This is an amazing portrait of the fastest animal in the world, the peregrine falcon. J. Peter Jenny, the president and CEO of "The Peregrine Fund" was the consultant on this book. The excellent layout and numerous photographs will make this book very appealing to the young reader. Confident readers will be able to easily work their way through the text. Difficult words are highlighted in bold text and defined in the visual glossary in the back of the book.Read more ›
Falcons live above ground in cliffs and under bridges on the beams. Urban falcons have been spotted in cities and their aeries have been found on the roofs of tall buildings. The birds' migratory habits and nest building skills are covered in this book.
These aerial hunters only hunt from the sky. The bird has extremely sharp talons that have the ability to slice and sever small prey. Its hooked or curved beak mark it as a hawk and it is the speediest raptor. Readers are treated to pictures of falcons swooping down on their prey (they usually give a falconine screech/scream as they descend upon some hapless smaller animal or bird) and eating their kill.
Falcons are a protected species. DDT and other poisons have sadly depopulated and deprived many areas of this much needed bird. Fortunately, the falcons are repopluating and are extremely intelligent birds. They can be trained to help in airports and other places in need of security. These watchbirds learn very quickly and many falcons have been featured in wildlife shows and demos. The falcon like most raptors tends to be "monogamous" and mates for life with a single partner.

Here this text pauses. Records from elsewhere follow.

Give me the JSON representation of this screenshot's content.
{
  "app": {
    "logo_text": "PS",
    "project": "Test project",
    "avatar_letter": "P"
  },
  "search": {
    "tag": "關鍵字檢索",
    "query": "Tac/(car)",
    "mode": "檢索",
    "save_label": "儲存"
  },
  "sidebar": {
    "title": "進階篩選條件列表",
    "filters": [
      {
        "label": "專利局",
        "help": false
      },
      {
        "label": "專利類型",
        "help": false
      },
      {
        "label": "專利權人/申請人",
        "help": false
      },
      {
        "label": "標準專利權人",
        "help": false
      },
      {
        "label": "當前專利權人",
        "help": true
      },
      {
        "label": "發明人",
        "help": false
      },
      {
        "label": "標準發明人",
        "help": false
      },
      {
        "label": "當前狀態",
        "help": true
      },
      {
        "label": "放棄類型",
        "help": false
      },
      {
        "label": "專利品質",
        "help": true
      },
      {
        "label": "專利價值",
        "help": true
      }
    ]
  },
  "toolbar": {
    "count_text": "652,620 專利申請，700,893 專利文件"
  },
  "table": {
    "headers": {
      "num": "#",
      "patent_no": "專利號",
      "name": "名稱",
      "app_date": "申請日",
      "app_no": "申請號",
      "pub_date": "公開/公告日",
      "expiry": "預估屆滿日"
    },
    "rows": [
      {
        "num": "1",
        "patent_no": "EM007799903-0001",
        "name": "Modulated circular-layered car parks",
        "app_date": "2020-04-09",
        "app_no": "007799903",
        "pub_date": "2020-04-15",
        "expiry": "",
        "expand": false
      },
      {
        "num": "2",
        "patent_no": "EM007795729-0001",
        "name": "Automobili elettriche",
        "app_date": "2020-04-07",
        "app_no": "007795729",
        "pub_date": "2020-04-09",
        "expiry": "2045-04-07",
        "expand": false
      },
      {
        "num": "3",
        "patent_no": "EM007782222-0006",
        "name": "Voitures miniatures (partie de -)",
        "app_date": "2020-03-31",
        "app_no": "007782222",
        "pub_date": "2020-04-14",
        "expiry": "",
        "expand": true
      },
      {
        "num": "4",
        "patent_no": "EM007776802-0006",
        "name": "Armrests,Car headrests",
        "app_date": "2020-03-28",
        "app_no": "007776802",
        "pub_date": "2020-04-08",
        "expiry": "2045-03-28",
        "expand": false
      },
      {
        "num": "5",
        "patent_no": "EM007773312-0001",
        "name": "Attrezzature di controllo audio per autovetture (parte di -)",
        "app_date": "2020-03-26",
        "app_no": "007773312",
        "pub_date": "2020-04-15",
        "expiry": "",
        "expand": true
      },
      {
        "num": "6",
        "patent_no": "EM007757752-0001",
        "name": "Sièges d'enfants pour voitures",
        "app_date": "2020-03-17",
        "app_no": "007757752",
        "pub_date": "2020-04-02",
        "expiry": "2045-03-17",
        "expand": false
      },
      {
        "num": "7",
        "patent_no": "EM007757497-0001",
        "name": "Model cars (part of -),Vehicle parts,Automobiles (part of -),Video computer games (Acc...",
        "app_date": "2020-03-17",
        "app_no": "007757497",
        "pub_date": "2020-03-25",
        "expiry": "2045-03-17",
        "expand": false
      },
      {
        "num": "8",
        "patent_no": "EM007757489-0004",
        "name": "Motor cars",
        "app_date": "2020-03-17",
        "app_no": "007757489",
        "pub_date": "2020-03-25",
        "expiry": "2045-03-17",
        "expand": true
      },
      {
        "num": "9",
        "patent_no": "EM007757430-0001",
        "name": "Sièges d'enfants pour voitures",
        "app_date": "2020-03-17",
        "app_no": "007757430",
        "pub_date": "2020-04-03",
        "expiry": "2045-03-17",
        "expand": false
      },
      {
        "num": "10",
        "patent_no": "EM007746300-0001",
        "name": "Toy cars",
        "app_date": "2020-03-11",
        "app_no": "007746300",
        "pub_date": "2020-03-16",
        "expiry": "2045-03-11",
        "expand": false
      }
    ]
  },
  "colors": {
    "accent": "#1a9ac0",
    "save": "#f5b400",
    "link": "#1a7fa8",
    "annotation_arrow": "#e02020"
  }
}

I love the photographs and the rich supply of information this book has. I can't recommend it highly enough.